Admittedly, some of this could also be said about some of the series whose place in the TV canon I’d consider less debatable; in particular the granddaddy of them all, The Sopranos, also kept telling variations on the same story. However, while The Sopranos had overarching plots they were always secondary to the series’ themes. The saga of Tony Soprano was much more structured like a series of short stories, each reinforcing the central themes, one of which was that the circularity of Tony’s life as a mob boss and his cycles of self-pity and self-exoneration: Tony Soprano was not a character who could develop, he was someone who at best could feign development as a way of distracting himself and others from his own monstrosity. In that sense, repetition fulfilled a similar purpose in The Sopranos as it did in The Peanuts: like Charlie Brown coming back again and again for another attempt to kick that football, Tony would keep going through the motions of trying to develop as a person, as a husband, a father and a boss. The repetition was there to make a point about Tony and his world.

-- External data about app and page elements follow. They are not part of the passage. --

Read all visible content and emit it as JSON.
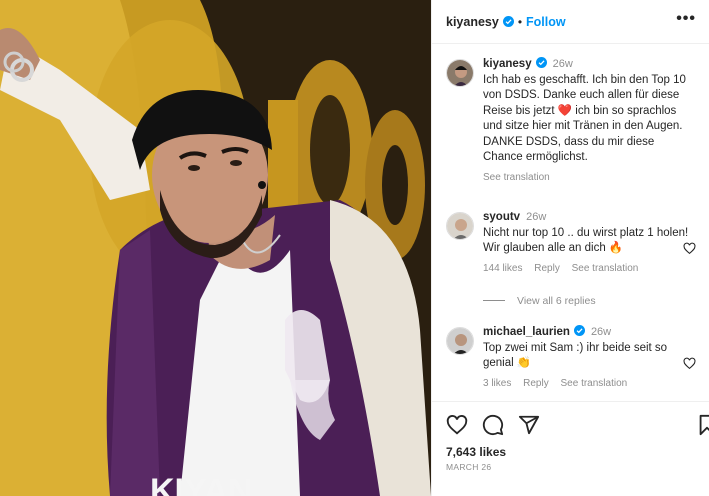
{
  "post": {
    "author": "kiyanesy",
    "follow_label": "Follow",
    "more_label": "•••",
    "image_caption_text": "KIYAN"
  },
  "caption": {
    "author": "kiyanesy",
    "time": "26w",
    "text": "Ich hab es geschafft. Ich bin den Top 10 von DSDS. Danke euch allen für diese Reise bis jetzt ❤️ ich bin so sprachlos und sitze hier mit Tränen in den Augen. DANKE DSDS, dass du mir diese Chance ermöglichst.",
    "see_translation": "See translation"
  },
  "comments": [
    {
      "author": "syoutv",
      "time": "26w",
      "text": "Nicht nur top 10 .. du wirst platz 1 holen! Wir glauben alle an dich 🔥",
      "likes": "144 likes",
      "reply": "Reply",
      "see_translation": "See translation"
    },
    {
      "author": "michael_laurien",
      "time": "26w",
      "text": "Top zwei mit Sam :) ihr beide seit so genial 👏",
      "likes": "3 likes",
      "reply": "Reply",
      "see_translation": "See translation"
    }
  ],
  "view_replies": "View all 6 replies",
  "footer": {
    "likes": "7,643 likes",
    "date": "MARCH 26"
  },
  "colors": {
    "accent": "#0095f6",
    "muted": "#8e8e8e",
    "heart": "#ed4956"
  }
}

This sort of circularity and futility was not a core part of The Americans to the same extent; its own tendency towards repetition and escalation – upping the ante but essentially hitting the same story beats – made it feel closer to other TV series. This doesn’t take anything away from its strengths, but to my mind it resulted in the series never quite becoming more than an example of very good craftsmanship. I can imagine a version of The Americans that is either much more focused and stripped down to the bare essentials or alternatively one that is more loosely structured but driven more by its themes than by what happens next (which, in turn, may only come to a head three episodes later because of what would a season be without the prerequisite number of episodes?).
Don’t get me wrong: the version of The Americans that we got was very good, sometimes excellent TV, in particular due to its actors, but it rarely felt like it had the ambition to transcend the medium. It came closest in the private moments between characters, the scenes that felt like chamber plays where the characters’ personalities, beliefs and emotions rubbed against each other, generating dramatic energy, or alternatively in the wordless moments when we watched the consummate professionals Elizabeth and Philip at work and when success and catastrophe were just a hair’s breadth apart – or possibly they were the same thing, just seen from different perspectives. And while for me The Americans as a whole didn’t quite live up to its potential, its final few episodes were close enough to that ideal version of the series that I’d been hoping to see for six seasons. It would be a shame to miss out on the fact that The Americans was consistently pretty damn good just because of this idea that it should have, and could have, been better.